This disingenuous desire to ‘protect the public’ is reflected once again when we look at the wording of the bill which first addresses public processions. Clause 54 suggests that restrictions can be placed on protests that may have a ‘relevant impact’5. This in essence means that any protest will be subject to the condition that it has no impact, in other words that it be completely robbed of its purpose. A similar provision applies to protest potentially impeding access to the parliamentary estate6. Can it really be said to be in the public interest to erase the ability to question those in power? Is it in the public interest to give politicians an untouchable authority?
Clause 59 presents an even greater affront to fundamental freedoms as it treats as an offence, an extremely wide range of conduct, including a risk of “serious annoyance”7. It would be somewhat difficult to prove that a risk of annoyance was not caused by a protest therefore the threshold for this offence is unbelievably low. The power this gives to those who oppose protest, most often those who are its subject, is only amplified by the remarkable power bestowed upon the Secretary of State, currently Priti Patel, to regulate on the meaning of the law8. This power for ministers to reduce parliamentary scrutiny whilst shaping the law to fit their agenda poses a massive and unacceptable risk to democracy as we know it.

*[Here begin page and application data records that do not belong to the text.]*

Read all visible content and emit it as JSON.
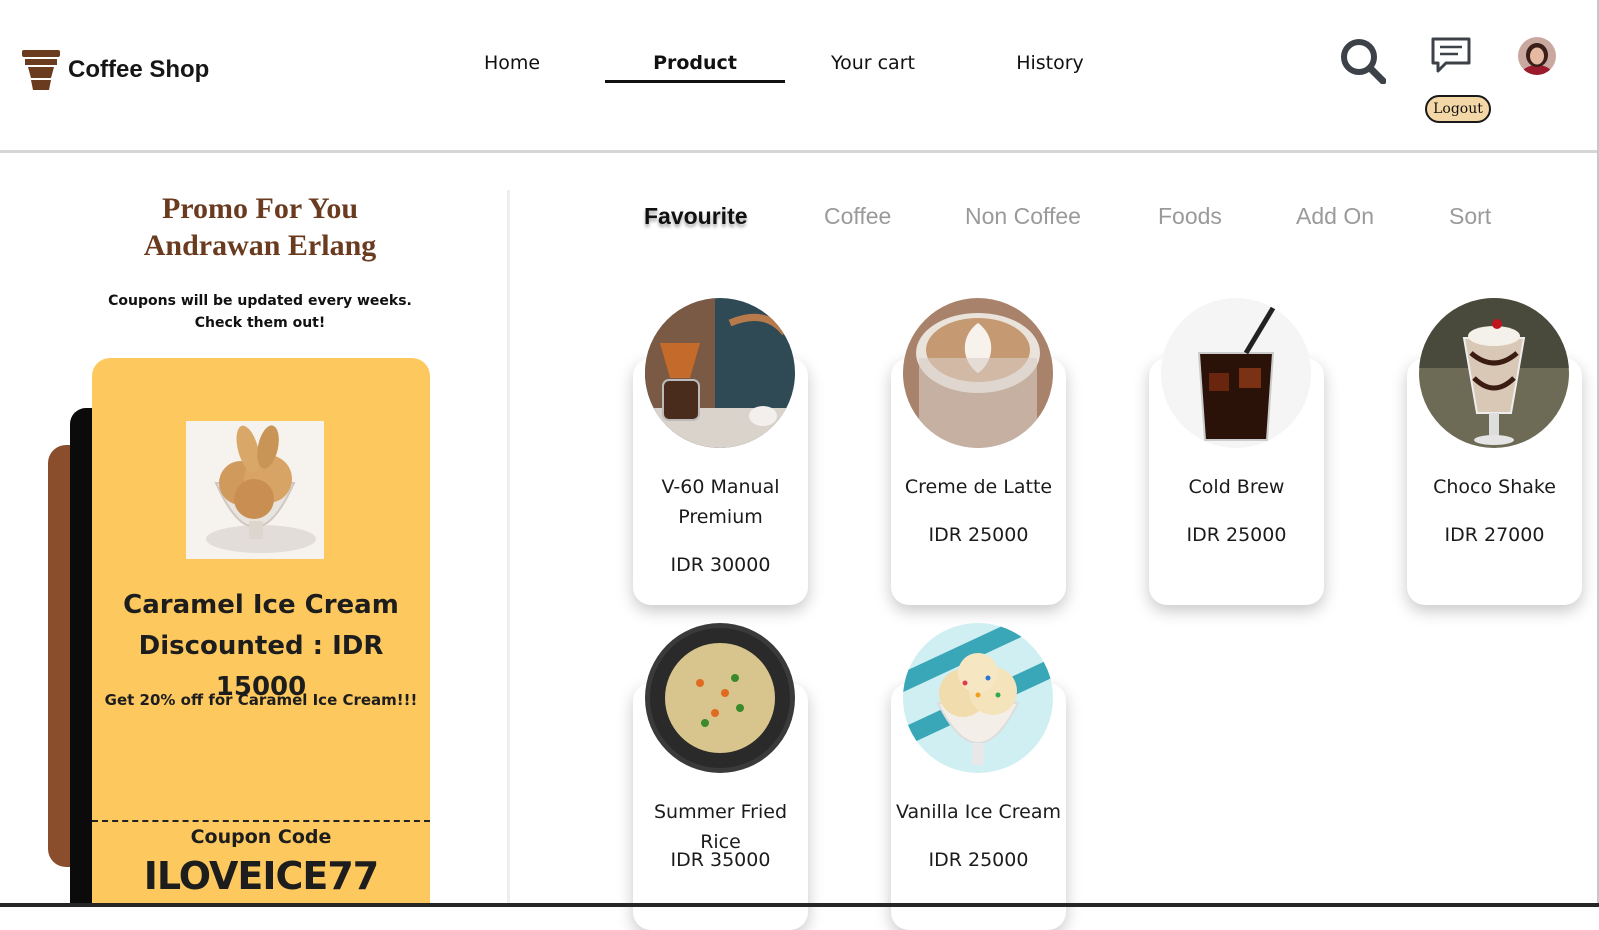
{
  "header": {
    "brand": "Coffee Shop",
    "nav": [
      {
        "label": "Home",
        "active": false
      },
      {
        "label": "Product",
        "active": true
      },
      {
        "label": "Your cart",
        "active": false
      },
      {
        "label": "History",
        "active": false
      }
    ],
    "logout_label": "Logout",
    "icons": [
      "coffee-cup-icon",
      "search-icon",
      "chat-icon",
      "avatar"
    ]
  },
  "promo": {
    "heading_line1": "Promo For You",
    "heading_line2": "Andrawan Erlang",
    "sub_line1": "Coupons will be updated every weeks.",
    "sub_line2": "Check them out!",
    "coupon": {
      "title_line1": "Caramel Ice Cream",
      "title_line2": "Discounted : IDR 15000",
      "description": "Get 20% off for Caramel Ice Cream!!!",
      "code_label": "Coupon Code",
      "code": "ILOVEICE77"
    }
  },
  "tabs": [
    {
      "label": "Favourite",
      "active": true
    },
    {
      "label": "Coffee",
      "active": false
    },
    {
      "label": "Non Coffee",
      "active": false
    },
    {
      "label": "Foods",
      "active": false
    },
    {
      "label": "Add On",
      "active": false
    },
    {
      "label": "Sort",
      "active": false
    }
  ],
  "products": [
    {
      "name_line1": "V-60 Manual",
      "name_line2": "Premium",
      "price": "IDR 30000"
    },
    {
      "name_line1": "Creme de Latte",
      "name_line2": "",
      "price": "IDR 25000"
    },
    {
      "name_line1": "Cold Brew",
      "name_line2": "",
      "price": "IDR 25000"
    },
    {
      "name_line1": "Choco Shake",
      "name_line2": "",
      "price": "IDR 27000"
    },
    {
      "name_line1": "Summer Fried Rice",
      "name_line2": "",
      "price": "IDR 35000"
    },
    {
      "name_line1": "Vanilla Ice Cream",
      "name_line2": "",
      "price": "IDR 25000"
    }
  ],
  "colors": {
    "brand_brown": "#6a3b1f",
    "coupon_yellow": "#fdc95e",
    "card_brown": "#8a4e2c",
    "logout_bg": "#f4d7a6",
    "tab_inactive": "#9a9a9a"
  }
}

You might imagine that this is a symptom of a conservative government or simply those who are currently in power, however this move towards authoritarianism has been a long time in the making.
We see similarities between the current bill and the Crime and Disorder Act 1998 introduced by Tony Blair’s government which utilised a similar tactic of ambiguous and subjective terms that enabled the legislation to be applied to a wide range of behaviour, including public protests9. There is then also the question of the misuse of counter-terrorism laws which prior to the European Court of Human Rights decision in Gillan & Quinton v UK in 201010 had been used against protestors whose behaviour could be caught under the very broad definition of ‘terrorism’.
The desire to extend such measures, especially powers of surveillance, to protestors is made even clearer with the HMICFRS Report, released only two days after the announcement of the bill. The report reveals the reclassification of “domestic extremists” as “aggravated activists” and describes them as anyone engaging in,
“activity that seeks to bring about political or social change but does so in a way that involves unlawful behaviour or criminality, has a negative impact upon community tensions, or causes an adverse economic impact to businesses.”11
Under the current definition it is possible that anyone protesting in spite of the COVID-19 regulations would qualify for surveillance.
All things considered, we can safely assume that the government feels quite comfortable limiting the right to protest and has made little attempt to conceal the fact. Behind the thin curtain of a concern for public health, ministers have conspired to limit and deprive the public of much of their power to dissent whilst simultaneously condemning them for their arguably warranted response. However, the civil disobedience that Priti Patel would like to condemn as ‘thuggery’ has one important qualifier and that is that, at its root, it is a reflection of dearly held beliefs in the worth of democracy, individual rights and justice12. Something that protestors are willing to endure police violence, legal repercussions and a life-threatening virus to uphold.
- Moral Obligation (Oxford 1949), p. 54.
- https://publications.parliament.uk/pa/bills/cbill/58-01/0268/200268.pdf at 
- Ibid clauses 57 and 58 at [50-51]
- Ibid at 
- Ibid clause 55(6) at